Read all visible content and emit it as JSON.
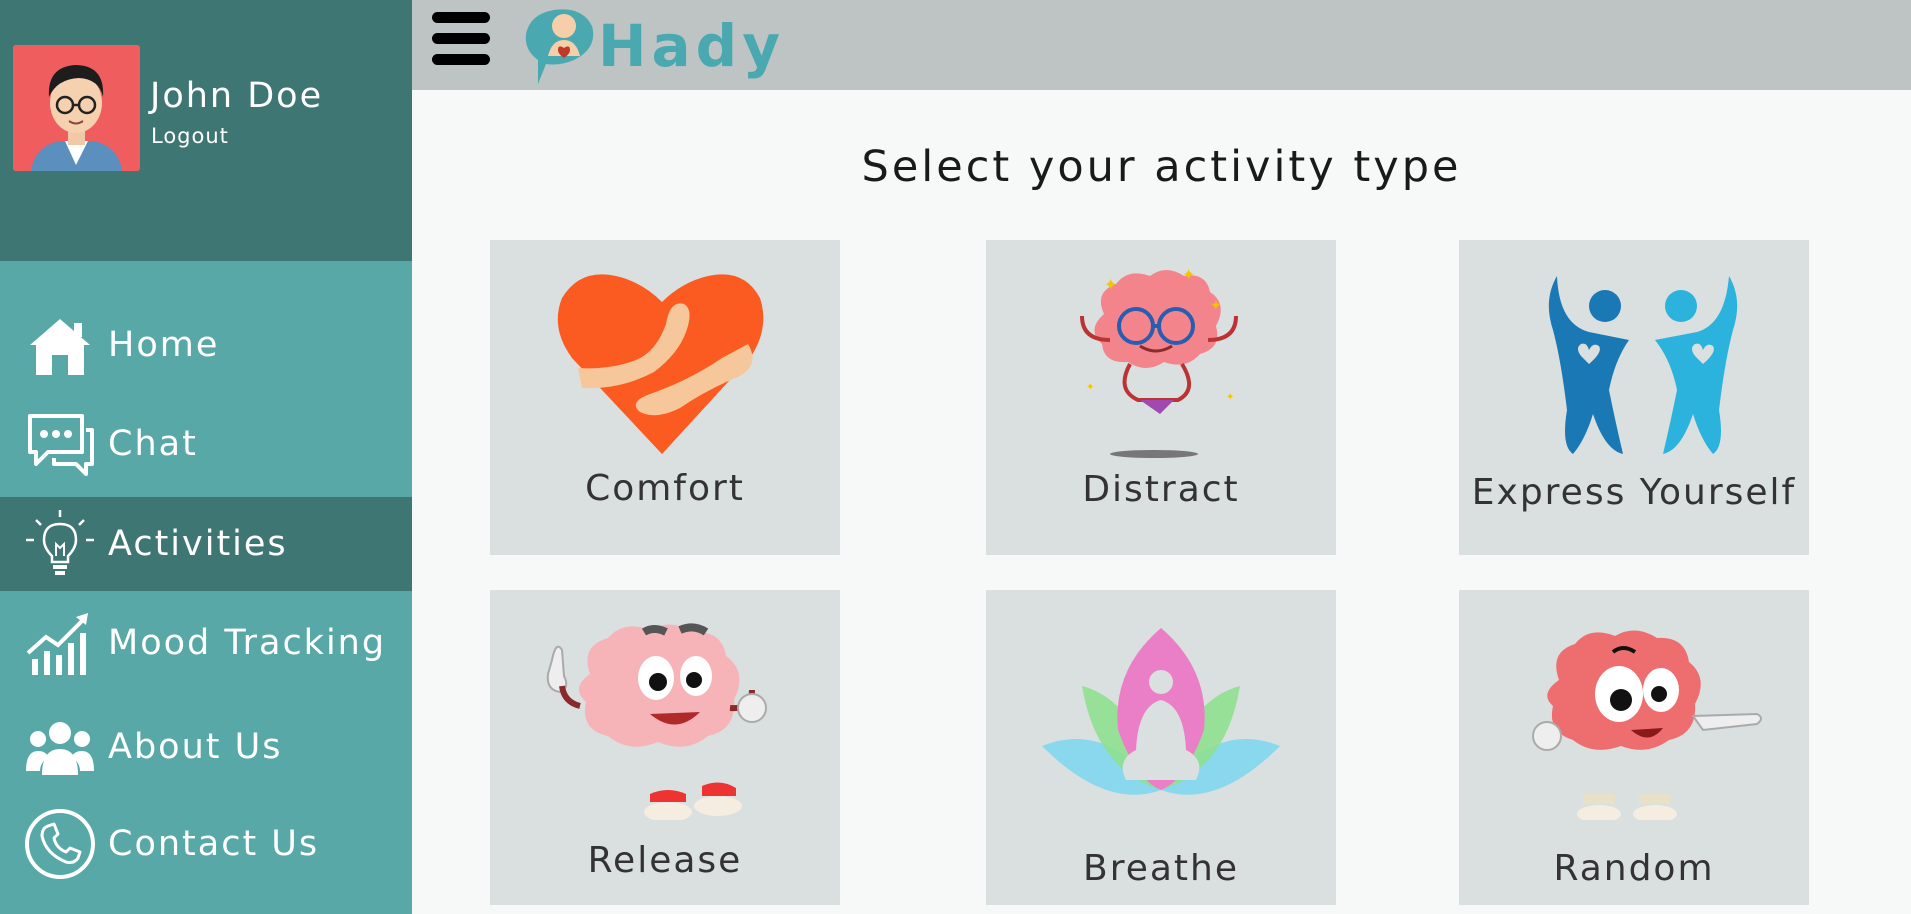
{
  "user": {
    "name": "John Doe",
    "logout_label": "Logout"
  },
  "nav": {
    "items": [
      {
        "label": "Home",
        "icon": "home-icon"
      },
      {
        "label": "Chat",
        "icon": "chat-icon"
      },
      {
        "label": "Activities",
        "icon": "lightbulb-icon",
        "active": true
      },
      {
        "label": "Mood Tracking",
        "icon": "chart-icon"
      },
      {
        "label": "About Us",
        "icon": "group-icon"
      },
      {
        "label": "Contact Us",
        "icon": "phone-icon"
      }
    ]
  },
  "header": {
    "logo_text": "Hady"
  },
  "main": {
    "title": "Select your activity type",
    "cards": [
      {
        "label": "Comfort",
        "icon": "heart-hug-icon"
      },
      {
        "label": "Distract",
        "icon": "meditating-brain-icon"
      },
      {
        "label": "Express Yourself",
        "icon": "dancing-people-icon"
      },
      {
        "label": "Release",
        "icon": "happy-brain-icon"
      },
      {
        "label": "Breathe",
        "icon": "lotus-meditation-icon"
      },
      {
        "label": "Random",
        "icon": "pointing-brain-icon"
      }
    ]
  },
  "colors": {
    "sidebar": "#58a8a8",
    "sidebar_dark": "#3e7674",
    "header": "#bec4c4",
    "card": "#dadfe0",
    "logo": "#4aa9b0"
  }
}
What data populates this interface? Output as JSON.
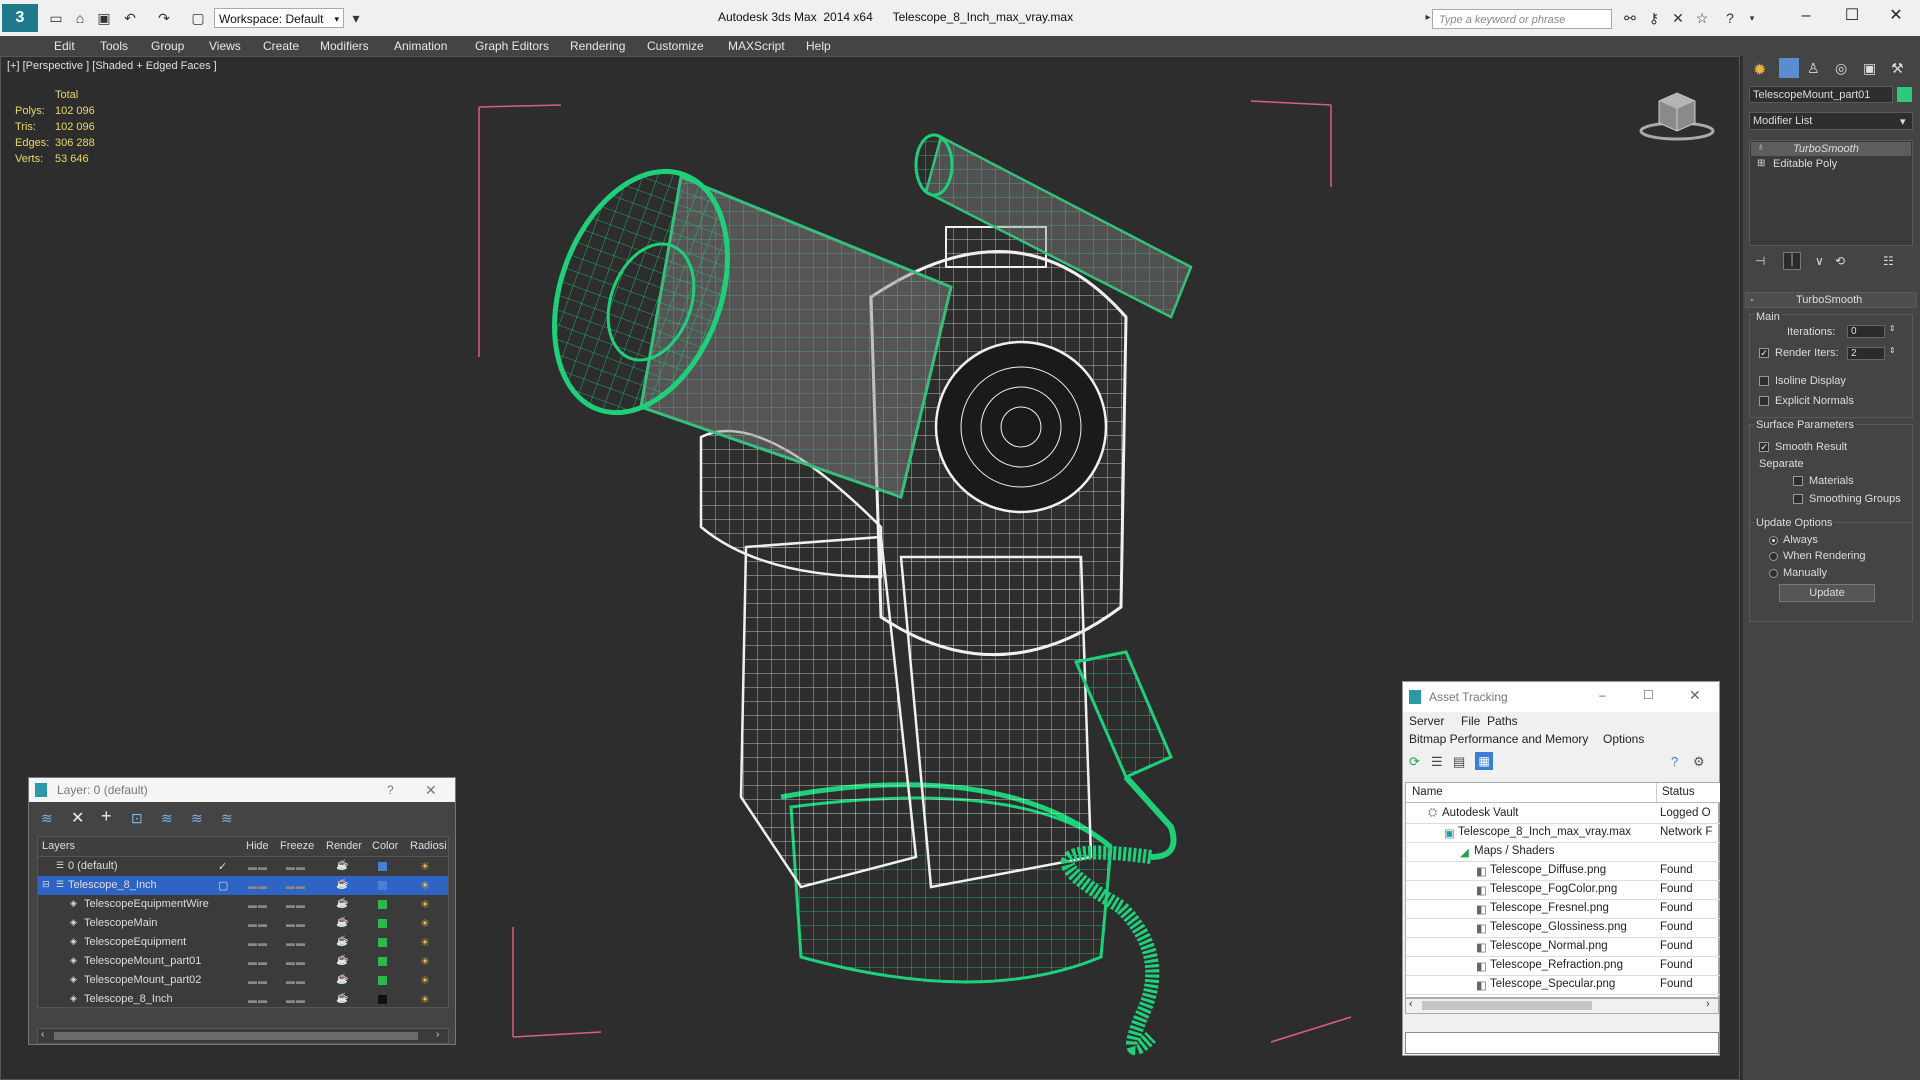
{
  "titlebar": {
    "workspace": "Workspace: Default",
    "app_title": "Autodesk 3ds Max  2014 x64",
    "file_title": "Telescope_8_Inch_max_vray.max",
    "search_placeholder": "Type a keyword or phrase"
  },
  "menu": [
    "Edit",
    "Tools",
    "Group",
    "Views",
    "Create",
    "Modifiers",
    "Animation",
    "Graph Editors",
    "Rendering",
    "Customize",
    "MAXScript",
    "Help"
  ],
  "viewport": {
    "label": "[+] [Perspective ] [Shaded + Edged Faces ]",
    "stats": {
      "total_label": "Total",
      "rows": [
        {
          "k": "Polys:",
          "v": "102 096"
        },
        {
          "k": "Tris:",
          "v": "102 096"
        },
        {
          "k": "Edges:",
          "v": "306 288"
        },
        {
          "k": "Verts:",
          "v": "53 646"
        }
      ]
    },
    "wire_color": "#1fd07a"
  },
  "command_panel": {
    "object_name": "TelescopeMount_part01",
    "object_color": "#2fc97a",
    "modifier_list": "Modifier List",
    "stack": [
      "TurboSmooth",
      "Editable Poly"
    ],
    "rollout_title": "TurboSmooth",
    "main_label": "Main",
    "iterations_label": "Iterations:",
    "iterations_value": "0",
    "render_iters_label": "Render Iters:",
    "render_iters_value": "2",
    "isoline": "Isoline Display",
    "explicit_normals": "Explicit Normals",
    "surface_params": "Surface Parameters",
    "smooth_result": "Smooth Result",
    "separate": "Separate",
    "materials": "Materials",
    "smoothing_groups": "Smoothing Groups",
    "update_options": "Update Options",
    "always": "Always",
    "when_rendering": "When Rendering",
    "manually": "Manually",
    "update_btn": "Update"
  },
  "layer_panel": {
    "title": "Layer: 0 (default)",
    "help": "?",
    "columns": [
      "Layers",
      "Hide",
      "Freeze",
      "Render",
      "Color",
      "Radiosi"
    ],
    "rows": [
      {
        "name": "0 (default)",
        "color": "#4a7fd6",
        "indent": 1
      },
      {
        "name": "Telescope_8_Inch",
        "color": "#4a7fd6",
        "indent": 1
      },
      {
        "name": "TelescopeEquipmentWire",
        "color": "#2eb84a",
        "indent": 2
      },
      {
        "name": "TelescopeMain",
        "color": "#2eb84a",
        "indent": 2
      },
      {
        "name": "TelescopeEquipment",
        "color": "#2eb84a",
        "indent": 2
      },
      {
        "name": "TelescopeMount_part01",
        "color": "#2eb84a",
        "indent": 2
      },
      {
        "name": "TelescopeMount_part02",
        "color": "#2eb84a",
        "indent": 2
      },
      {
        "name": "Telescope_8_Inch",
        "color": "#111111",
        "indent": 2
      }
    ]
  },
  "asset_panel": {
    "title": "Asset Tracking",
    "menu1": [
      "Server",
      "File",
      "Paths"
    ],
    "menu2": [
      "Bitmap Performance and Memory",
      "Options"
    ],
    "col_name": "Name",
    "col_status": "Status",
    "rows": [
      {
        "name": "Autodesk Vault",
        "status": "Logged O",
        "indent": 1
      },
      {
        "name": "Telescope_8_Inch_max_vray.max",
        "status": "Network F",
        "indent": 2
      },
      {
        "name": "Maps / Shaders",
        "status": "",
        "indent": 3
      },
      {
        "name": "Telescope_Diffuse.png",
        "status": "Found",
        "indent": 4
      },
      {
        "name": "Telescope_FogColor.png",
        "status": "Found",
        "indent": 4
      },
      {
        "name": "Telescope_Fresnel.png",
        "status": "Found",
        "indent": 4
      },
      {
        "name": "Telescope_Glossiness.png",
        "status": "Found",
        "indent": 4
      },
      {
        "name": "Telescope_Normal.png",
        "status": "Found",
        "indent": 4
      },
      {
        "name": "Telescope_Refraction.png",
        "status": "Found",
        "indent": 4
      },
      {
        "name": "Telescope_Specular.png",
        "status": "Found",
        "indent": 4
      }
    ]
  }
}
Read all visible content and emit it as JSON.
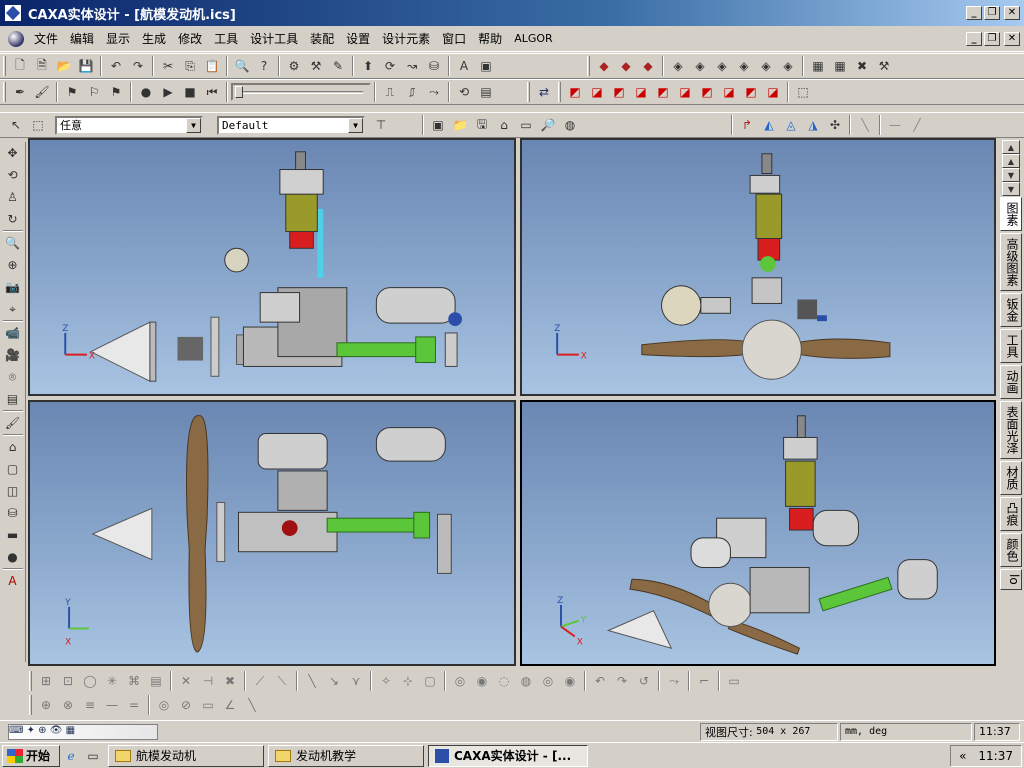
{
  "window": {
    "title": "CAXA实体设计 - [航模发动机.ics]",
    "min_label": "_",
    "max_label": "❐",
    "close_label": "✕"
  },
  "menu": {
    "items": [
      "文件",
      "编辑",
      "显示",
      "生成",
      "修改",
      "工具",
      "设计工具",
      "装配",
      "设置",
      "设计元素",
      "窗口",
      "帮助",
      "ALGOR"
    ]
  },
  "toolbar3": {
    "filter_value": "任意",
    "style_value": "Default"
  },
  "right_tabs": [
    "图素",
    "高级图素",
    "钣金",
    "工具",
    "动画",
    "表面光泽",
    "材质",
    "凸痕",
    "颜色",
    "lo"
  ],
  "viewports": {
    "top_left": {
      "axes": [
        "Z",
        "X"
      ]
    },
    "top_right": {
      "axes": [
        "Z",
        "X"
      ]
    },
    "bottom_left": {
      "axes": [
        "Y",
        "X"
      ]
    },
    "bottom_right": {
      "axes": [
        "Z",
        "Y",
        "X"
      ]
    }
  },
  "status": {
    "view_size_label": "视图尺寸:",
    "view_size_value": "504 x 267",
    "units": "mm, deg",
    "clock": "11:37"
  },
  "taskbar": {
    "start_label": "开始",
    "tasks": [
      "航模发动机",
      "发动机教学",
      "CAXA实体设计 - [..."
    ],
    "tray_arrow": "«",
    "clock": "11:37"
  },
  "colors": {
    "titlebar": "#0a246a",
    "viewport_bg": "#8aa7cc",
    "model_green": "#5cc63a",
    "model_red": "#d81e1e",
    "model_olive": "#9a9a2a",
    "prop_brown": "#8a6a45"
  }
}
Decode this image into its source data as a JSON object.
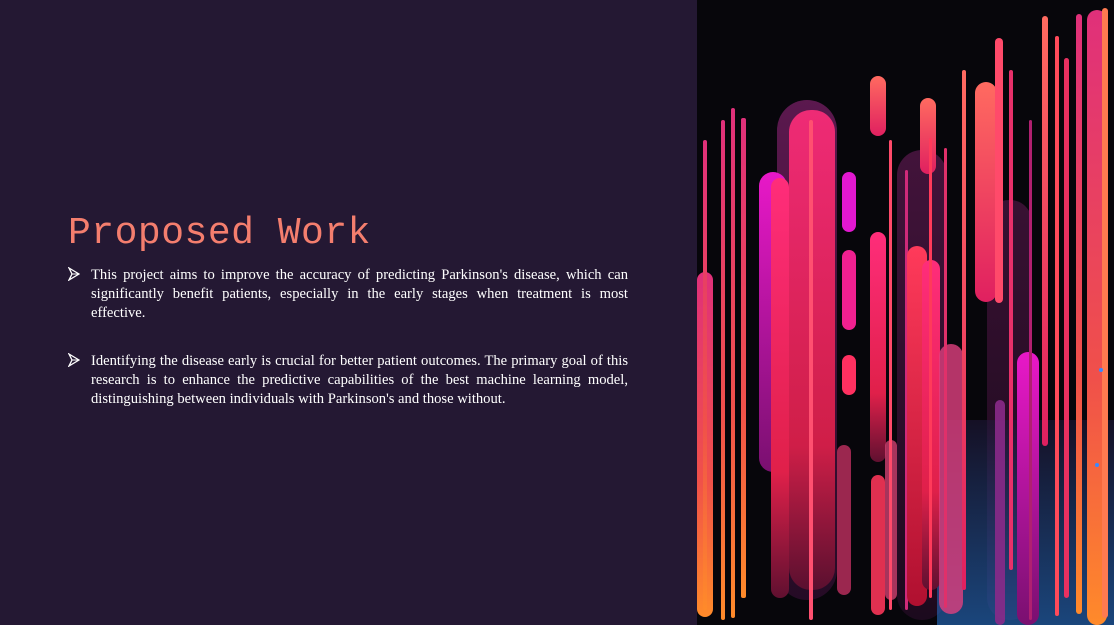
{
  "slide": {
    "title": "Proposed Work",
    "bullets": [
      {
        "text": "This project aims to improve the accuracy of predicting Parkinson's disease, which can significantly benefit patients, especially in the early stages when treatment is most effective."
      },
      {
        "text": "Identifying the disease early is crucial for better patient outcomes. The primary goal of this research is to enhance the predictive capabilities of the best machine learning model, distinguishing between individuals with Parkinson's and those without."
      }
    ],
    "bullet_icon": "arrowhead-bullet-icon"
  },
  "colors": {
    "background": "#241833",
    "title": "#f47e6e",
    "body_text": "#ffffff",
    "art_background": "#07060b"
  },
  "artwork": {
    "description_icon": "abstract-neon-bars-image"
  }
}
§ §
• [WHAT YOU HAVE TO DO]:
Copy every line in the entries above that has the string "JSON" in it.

• [TASK RESPONSE]:
Read all visible content and emit it as JSON.
What data populates this interface? Output as JSON.
Read all visible content and emit it as JSON.
Decode this image into its source data as a JSON object.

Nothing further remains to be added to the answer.